To have women participate in the project activities actively, the project faces two main challenges, one internal, one external, showing women struggle to perform their duties on Community Fish Refuge (CFR) Management Committees, namely: 1) internally, women don’t have enough time, and have low or no educational background, and 2) externally, the traditional view is that positions on CFR Management Committees is not appropriate for women.  To mitigate these challenges, the project consistently works to raise the awareness among CFR Management Committee members and the broader community on gender roles and to minimize the negative perception toward women handling community work.

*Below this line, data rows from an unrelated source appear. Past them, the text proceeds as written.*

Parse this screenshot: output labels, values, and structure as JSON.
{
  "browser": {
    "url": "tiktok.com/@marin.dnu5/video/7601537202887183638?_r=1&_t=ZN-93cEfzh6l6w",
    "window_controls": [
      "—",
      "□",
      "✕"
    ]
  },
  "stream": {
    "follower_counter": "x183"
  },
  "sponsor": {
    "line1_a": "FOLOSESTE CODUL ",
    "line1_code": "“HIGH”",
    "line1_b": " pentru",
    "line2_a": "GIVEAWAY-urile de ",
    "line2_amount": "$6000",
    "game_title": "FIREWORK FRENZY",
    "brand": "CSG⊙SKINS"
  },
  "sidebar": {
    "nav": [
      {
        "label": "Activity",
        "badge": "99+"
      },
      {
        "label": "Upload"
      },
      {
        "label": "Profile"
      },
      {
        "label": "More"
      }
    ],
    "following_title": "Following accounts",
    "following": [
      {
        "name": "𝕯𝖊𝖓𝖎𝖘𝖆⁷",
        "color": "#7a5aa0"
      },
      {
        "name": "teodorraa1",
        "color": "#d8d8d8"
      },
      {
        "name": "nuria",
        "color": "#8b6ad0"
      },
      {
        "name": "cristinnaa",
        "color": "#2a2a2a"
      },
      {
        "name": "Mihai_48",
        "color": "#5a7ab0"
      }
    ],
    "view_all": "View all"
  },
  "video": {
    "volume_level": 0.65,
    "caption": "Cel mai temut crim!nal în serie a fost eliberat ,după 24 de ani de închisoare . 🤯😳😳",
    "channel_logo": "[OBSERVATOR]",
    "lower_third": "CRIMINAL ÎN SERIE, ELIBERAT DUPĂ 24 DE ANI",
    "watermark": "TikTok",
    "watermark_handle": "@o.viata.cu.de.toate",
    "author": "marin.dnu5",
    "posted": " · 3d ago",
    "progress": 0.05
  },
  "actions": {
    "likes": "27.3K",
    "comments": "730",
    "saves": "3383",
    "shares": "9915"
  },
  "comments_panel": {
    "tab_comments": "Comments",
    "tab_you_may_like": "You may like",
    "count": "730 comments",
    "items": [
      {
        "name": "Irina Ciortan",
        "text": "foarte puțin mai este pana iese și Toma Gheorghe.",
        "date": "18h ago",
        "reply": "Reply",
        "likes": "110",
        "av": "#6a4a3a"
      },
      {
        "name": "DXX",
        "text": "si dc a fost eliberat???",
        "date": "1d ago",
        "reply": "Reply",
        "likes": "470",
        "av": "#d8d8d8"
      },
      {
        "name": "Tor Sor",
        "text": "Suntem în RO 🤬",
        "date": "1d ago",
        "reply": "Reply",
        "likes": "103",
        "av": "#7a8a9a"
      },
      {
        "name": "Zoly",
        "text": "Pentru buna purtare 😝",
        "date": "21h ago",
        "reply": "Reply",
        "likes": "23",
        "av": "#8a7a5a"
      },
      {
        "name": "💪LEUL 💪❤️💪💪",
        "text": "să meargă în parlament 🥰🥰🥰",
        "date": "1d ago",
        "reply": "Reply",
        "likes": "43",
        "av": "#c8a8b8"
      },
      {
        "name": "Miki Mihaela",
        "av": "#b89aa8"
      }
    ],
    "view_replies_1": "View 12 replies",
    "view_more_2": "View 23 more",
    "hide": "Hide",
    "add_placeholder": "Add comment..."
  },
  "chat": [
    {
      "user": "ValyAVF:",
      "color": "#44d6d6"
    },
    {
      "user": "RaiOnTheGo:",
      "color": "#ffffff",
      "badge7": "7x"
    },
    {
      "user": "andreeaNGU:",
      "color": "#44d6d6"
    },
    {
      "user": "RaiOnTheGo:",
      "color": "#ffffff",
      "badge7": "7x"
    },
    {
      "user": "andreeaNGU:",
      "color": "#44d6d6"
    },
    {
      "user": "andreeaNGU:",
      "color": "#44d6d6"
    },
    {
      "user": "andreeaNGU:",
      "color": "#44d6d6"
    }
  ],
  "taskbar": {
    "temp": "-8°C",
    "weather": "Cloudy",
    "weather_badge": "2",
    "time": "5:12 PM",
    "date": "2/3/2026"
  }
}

“I must admit that I did not know much about the importance of having women join the (CFR Management) Committee.  After I received training on gender roles and I better understand, I realize that women are as important as men in doing community work.  So, my male colleagues and I work together and support the female CFR Management Committee members to perform their jobs” Mr. Ly Peng Chhoun, CFR Chief – Boeng Khangek Ngout.

Women themselves express that they are interested in taking part in community development work, however, they have limited time available and are afraid that they could not do much to help the community as they feel inferior to men in terms of capacity and worry they may not be accepted by the community.

“As a woman, I know that not only me, but other women in the community also feel proud to work for the community provided that the society accepts and supports us in decision-making positions.  After several elderly people from the community approached my husband and suggested he encourage me to become a candidate, I decided to play a more active role in community development and stand as a candidate for a position on our CFR Management Committee.” Ms. Sokh Samart, a woman CFR Management Committee member from Boeng Khangek Ngout.

The results of these efforts by the project to promote women into community management positions has seen 22 women (25.6%) elected to the available 86 CFR Management Committee positions at 10 target CFRs.  The project is continuing to support and promote awareness on gender roles and hopes to see at least 40% of women elected to CFR Management Committee positions.  It is important to recognize and emphasize that it is not only about increasing the number of women in management and decision-making positions but also that these women play active roles and receive concrete support from men and the wider communities.




2019 - 2023

Commission Agency